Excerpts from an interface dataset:
+++

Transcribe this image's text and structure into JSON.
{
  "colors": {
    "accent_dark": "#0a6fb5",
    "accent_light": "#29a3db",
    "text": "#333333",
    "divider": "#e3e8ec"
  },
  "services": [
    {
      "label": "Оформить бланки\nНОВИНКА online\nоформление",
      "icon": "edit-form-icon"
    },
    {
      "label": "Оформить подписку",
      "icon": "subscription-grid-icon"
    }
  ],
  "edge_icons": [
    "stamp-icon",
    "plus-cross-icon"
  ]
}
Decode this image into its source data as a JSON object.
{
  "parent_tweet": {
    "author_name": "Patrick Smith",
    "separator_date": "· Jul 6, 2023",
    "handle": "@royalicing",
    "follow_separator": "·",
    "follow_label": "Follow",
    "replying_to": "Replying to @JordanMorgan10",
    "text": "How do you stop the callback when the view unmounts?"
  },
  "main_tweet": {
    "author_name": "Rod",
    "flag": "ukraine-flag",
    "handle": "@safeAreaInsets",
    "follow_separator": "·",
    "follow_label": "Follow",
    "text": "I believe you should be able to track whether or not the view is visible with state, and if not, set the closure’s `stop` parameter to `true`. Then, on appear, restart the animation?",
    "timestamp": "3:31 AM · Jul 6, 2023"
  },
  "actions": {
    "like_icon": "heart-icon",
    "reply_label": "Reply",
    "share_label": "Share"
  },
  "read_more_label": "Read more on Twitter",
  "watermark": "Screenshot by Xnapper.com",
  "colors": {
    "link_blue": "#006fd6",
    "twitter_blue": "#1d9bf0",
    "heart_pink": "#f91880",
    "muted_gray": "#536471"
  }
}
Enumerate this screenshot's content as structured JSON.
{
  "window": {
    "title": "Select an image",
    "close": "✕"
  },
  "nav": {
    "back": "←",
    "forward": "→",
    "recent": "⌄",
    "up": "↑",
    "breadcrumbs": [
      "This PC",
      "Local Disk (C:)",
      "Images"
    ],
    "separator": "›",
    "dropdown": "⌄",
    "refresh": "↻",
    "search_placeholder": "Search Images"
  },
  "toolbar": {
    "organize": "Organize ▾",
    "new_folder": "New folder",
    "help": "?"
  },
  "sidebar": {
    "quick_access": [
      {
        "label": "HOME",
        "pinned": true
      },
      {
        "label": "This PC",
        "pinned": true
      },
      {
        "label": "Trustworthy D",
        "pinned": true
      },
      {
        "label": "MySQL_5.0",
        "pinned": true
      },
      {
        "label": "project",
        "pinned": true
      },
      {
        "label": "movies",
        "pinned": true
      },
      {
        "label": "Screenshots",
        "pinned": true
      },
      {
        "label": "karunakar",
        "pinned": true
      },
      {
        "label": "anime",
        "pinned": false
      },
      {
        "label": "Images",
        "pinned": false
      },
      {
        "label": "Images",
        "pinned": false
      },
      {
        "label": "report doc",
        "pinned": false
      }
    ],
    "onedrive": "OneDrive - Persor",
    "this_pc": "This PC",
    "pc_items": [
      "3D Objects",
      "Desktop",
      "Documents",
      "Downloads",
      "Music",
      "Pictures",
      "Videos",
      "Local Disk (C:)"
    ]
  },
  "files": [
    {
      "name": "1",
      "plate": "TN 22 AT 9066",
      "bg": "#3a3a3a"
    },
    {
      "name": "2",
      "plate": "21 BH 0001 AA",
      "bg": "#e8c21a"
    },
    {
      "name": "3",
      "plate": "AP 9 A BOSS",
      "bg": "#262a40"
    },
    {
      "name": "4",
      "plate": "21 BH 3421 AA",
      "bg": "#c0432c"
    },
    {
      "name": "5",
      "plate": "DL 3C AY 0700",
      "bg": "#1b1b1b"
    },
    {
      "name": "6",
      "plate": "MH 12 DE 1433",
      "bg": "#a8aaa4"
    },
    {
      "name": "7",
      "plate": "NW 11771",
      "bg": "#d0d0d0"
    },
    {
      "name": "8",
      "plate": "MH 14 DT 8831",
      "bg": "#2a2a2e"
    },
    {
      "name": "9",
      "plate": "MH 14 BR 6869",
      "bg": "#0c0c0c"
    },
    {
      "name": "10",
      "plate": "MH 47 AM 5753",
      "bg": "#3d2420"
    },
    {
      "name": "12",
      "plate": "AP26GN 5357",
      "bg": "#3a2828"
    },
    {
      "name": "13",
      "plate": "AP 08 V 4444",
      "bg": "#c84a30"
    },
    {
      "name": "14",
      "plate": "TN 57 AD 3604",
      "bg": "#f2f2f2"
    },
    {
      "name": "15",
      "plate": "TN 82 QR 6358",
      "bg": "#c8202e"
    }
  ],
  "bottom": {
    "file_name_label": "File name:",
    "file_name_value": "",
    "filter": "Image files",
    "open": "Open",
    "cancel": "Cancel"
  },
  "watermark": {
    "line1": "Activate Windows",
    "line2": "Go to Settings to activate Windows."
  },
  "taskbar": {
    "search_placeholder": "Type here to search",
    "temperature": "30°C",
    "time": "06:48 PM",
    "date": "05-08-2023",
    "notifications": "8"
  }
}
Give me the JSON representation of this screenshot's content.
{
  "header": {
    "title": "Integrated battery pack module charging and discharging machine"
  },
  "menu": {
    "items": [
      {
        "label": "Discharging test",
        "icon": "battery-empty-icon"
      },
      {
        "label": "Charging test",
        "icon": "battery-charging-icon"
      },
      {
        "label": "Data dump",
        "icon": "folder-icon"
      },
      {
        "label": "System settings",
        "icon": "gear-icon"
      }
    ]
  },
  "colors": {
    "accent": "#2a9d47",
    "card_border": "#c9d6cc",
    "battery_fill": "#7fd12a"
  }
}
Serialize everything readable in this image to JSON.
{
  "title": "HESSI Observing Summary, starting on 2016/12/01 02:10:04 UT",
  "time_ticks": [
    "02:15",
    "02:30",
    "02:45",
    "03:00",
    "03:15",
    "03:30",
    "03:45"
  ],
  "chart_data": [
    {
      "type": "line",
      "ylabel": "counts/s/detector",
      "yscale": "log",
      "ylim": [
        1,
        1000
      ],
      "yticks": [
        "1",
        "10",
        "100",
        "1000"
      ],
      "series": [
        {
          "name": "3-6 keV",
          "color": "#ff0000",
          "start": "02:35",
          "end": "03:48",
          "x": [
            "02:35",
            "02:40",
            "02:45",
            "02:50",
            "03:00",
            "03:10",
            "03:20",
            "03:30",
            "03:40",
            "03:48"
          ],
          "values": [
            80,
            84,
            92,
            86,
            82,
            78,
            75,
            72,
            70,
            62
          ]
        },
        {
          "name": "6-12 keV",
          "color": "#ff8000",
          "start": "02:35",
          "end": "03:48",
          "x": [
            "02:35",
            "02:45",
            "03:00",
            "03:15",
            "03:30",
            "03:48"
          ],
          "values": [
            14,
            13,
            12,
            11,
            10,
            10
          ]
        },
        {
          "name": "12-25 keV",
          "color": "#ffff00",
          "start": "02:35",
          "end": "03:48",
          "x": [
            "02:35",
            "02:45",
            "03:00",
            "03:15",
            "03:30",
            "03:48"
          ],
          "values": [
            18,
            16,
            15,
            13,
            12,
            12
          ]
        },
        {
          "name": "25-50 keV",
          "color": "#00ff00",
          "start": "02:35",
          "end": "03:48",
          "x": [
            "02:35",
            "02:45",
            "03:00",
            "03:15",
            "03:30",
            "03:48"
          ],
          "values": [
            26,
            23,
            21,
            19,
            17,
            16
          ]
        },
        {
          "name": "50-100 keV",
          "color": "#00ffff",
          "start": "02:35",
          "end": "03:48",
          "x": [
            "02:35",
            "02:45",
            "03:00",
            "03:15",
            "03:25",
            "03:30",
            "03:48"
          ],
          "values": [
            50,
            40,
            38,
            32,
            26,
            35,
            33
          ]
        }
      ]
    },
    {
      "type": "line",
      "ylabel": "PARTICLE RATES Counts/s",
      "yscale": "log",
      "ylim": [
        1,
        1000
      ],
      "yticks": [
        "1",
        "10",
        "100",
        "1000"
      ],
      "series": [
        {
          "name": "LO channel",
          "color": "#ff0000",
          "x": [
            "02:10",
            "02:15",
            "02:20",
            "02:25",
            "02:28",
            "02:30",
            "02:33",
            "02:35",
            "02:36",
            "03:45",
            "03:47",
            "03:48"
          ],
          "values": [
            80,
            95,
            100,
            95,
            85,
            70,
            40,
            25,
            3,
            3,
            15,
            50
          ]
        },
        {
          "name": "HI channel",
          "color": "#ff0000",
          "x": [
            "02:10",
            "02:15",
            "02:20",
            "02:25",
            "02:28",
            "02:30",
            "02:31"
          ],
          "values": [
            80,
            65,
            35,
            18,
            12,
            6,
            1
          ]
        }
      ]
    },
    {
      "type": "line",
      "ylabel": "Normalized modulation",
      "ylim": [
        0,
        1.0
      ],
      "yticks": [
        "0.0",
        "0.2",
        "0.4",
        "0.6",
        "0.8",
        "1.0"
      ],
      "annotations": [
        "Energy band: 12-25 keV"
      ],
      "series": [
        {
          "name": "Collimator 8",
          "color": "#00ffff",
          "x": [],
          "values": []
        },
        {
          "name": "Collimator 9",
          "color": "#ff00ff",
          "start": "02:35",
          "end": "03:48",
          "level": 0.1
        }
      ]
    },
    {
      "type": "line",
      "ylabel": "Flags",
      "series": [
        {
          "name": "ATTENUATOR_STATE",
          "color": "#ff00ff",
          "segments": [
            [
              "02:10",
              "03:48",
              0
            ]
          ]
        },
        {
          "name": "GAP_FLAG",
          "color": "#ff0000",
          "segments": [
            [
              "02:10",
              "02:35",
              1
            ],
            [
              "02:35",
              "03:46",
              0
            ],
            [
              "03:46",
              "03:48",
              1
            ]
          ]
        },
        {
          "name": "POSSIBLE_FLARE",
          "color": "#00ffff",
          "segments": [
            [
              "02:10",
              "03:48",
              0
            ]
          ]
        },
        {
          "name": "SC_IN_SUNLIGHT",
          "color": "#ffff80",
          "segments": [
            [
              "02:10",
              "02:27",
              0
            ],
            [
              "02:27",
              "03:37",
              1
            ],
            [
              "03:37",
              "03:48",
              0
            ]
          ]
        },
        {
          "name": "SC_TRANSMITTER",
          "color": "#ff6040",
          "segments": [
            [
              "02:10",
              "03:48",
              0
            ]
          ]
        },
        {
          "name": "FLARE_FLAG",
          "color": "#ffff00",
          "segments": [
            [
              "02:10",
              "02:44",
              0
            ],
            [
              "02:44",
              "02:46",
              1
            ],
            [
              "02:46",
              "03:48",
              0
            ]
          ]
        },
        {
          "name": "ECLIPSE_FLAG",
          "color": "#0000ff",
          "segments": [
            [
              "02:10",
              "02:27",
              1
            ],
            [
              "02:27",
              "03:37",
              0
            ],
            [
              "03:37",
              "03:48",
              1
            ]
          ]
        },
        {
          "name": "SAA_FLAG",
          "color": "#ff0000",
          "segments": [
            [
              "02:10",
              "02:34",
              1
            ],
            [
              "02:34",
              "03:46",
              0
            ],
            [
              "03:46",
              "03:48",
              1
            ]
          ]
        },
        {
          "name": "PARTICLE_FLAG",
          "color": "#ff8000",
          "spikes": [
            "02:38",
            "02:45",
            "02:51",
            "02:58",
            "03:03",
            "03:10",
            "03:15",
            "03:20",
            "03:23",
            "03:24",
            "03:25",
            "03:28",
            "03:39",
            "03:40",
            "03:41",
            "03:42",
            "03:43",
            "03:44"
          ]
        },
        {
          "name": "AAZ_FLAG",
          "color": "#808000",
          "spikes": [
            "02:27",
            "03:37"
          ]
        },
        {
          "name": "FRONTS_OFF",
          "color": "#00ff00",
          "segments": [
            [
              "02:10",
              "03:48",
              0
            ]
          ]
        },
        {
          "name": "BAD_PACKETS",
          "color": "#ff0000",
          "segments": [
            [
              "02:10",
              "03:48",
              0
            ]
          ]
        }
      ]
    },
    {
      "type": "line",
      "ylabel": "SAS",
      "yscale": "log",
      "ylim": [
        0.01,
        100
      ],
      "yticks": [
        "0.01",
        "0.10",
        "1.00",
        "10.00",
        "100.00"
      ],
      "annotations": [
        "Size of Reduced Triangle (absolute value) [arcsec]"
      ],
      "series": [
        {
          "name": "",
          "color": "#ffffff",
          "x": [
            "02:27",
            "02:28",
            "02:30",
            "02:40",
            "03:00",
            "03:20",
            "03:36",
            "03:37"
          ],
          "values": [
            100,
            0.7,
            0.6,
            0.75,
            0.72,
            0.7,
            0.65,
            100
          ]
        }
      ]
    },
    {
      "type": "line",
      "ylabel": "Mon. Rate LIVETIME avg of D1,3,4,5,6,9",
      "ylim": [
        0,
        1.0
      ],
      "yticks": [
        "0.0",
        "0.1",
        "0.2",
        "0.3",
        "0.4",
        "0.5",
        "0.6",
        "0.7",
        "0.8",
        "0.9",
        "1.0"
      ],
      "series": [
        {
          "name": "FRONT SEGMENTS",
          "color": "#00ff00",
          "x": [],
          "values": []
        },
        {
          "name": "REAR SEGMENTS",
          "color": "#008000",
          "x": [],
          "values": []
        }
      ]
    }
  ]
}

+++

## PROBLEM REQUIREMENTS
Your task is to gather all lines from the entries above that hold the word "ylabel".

## RESPONSE TO THIS TASK
      "ylabel": "counts/s/detector",
      "ylabel": "PARTICLE RATES Counts/s",
      "ylabel": "Normalized modulation",
      "ylabel": "Flags",
      "ylabel": "SAS",
      "ylabel": "Mon. Rate LIVETIME avg of D1,3,4,5,6,9",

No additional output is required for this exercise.